Required action
Where in the listing does the word "Relatório" appear? Report each line that holds it.

Dataset excerpts
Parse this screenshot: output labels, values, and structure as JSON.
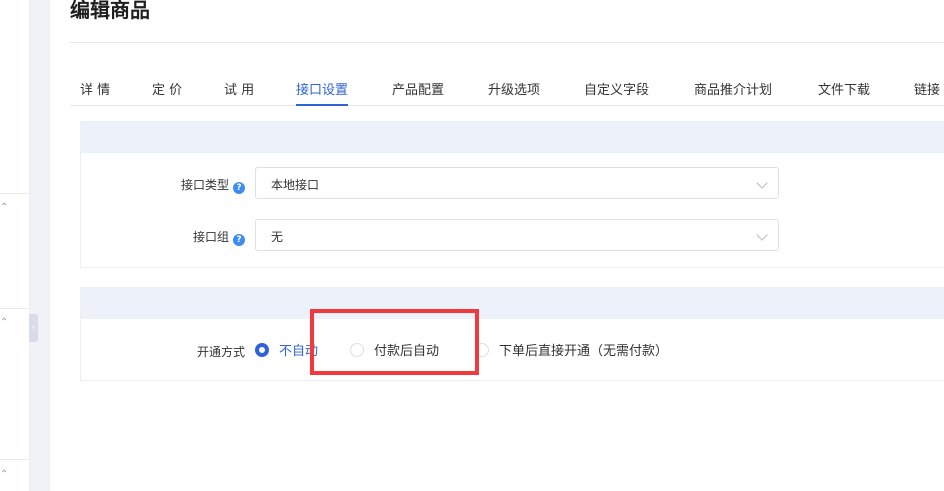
{
  "page": {
    "title": "编辑商品"
  },
  "tabs": [
    {
      "label": "详 情"
    },
    {
      "label": "定 价"
    },
    {
      "label": "试 用"
    },
    {
      "label": "接口设置",
      "active": true
    },
    {
      "label": "产品配置"
    },
    {
      "label": "升级选项"
    },
    {
      "label": "自定义字段"
    },
    {
      "label": "商品推介计划"
    },
    {
      "label": "文件下载"
    },
    {
      "label": "链接"
    }
  ],
  "interface_panel": {
    "interface_type": {
      "label": "接口类型",
      "value": "本地接口",
      "help_icon": "question-circle-icon"
    },
    "interface_group": {
      "label": "接口组",
      "value": "无",
      "help_icon": "question-circle-icon"
    }
  },
  "activation_panel": {
    "label": "开通方式",
    "options": [
      {
        "label": "不自动",
        "checked": true
      },
      {
        "label": "付款后自动",
        "checked": false
      },
      {
        "label": "下单后直接开通（无需付款）",
        "checked": false
      }
    ]
  },
  "colors": {
    "accent": "#2f63d6",
    "highlight": "#f2393b",
    "panel_header": "#edf1fa",
    "help": "#3d8cf0"
  }
}
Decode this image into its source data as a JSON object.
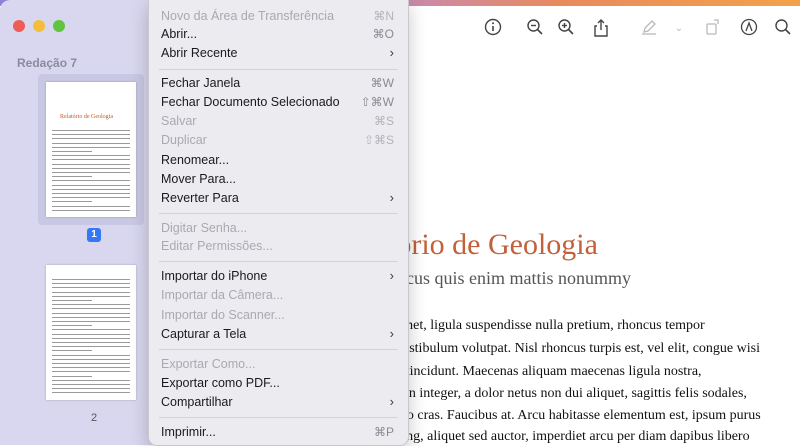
{
  "sidebar": {
    "title": "Redação 7",
    "page1_badge": "1",
    "page2_label": "2",
    "thumb1_title": "Relatório de Geologia"
  },
  "toolbar": {
    "icons": [
      "info-icon",
      "zoom-out-icon",
      "zoom-in-icon",
      "share-icon",
      "pencil-icon",
      "chevron-down-icon",
      "rotate-icon",
      "markup-icon",
      "search-icon"
    ]
  },
  "document": {
    "title": "Relatório de Geologia",
    "title_visible": "tório de Geologia",
    "subtitle_visible": "acus quis enim mattis nonummy",
    "lines": [
      "amet, ligula suspendisse nulla pretium, rhoncus tempor",
      "vestibulum volutpat. Nisl rhoncus turpis est, vel elit, congue wisi",
      "a tincidunt. Maecenas aliquam maecenas ligula nostra,",
      "s in integer, a dolor netus non dui aliquet, sagittis felis sodales,",
      "ero cras. Faucibus at. Arcu habitasse elementum est, ipsum purus",
      "cing, aliquet sed auctor, imperdiet arcu per diam dapibus libero"
    ]
  },
  "menu": {
    "items": [
      {
        "label": "Novo da Área de Transferência",
        "shortcut": "⌘N",
        "enabled": false
      },
      {
        "label": "Abrir...",
        "shortcut": "⌘O",
        "enabled": true
      },
      {
        "label": "Abrir Recente",
        "shortcut": "",
        "enabled": true,
        "submenu": true
      },
      {
        "label": "Fechar Janela",
        "shortcut": "⌘W",
        "enabled": true
      },
      {
        "label": "Fechar Documento Selecionado",
        "shortcut": "⇧⌘W",
        "enabled": true
      },
      {
        "label": "Salvar",
        "shortcut": "⌘S",
        "enabled": false
      },
      {
        "label": "Duplicar",
        "shortcut": "⇧⌘S",
        "enabled": false
      },
      {
        "label": "Renomear...",
        "shortcut": "",
        "enabled": true
      },
      {
        "label": "Mover Para...",
        "shortcut": "",
        "enabled": true
      },
      {
        "label": "Reverter Para",
        "shortcut": "",
        "enabled": true,
        "submenu": true
      },
      {
        "label": "Digitar Senha...",
        "shortcut": "",
        "enabled": false
      },
      {
        "label": "Editar Permissões...",
        "shortcut": "",
        "enabled": false
      },
      {
        "label": "Importar do iPhone",
        "shortcut": "",
        "enabled": true,
        "submenu": true
      },
      {
        "label": "Importar da Câmera...",
        "shortcut": "",
        "enabled": false
      },
      {
        "label": "Importar do Scanner...",
        "shortcut": "",
        "enabled": false
      },
      {
        "label": "Capturar a Tela",
        "shortcut": "",
        "enabled": true,
        "submenu": true
      },
      {
        "label": "Exportar Como...",
        "shortcut": "",
        "enabled": false
      },
      {
        "label": "Exportar como PDF...",
        "shortcut": "",
        "enabled": true
      },
      {
        "label": "Compartilhar",
        "shortcut": "",
        "enabled": true,
        "submenu": true
      },
      {
        "label": "Imprimir...",
        "shortcut": "⌘P",
        "enabled": true
      }
    ]
  },
  "colors": {
    "accent": "#3478f6",
    "title_orange": "#c2613b",
    "sidebar_bg": "#d8d7ef"
  }
}
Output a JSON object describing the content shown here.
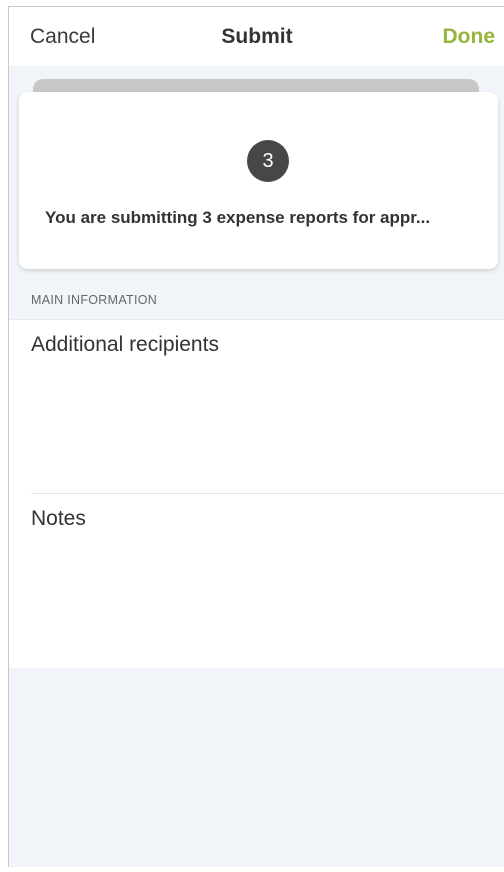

Expected answer
    "thumb1_title": "Relatório de Geologia"
    "title": "Relatório de Geologia",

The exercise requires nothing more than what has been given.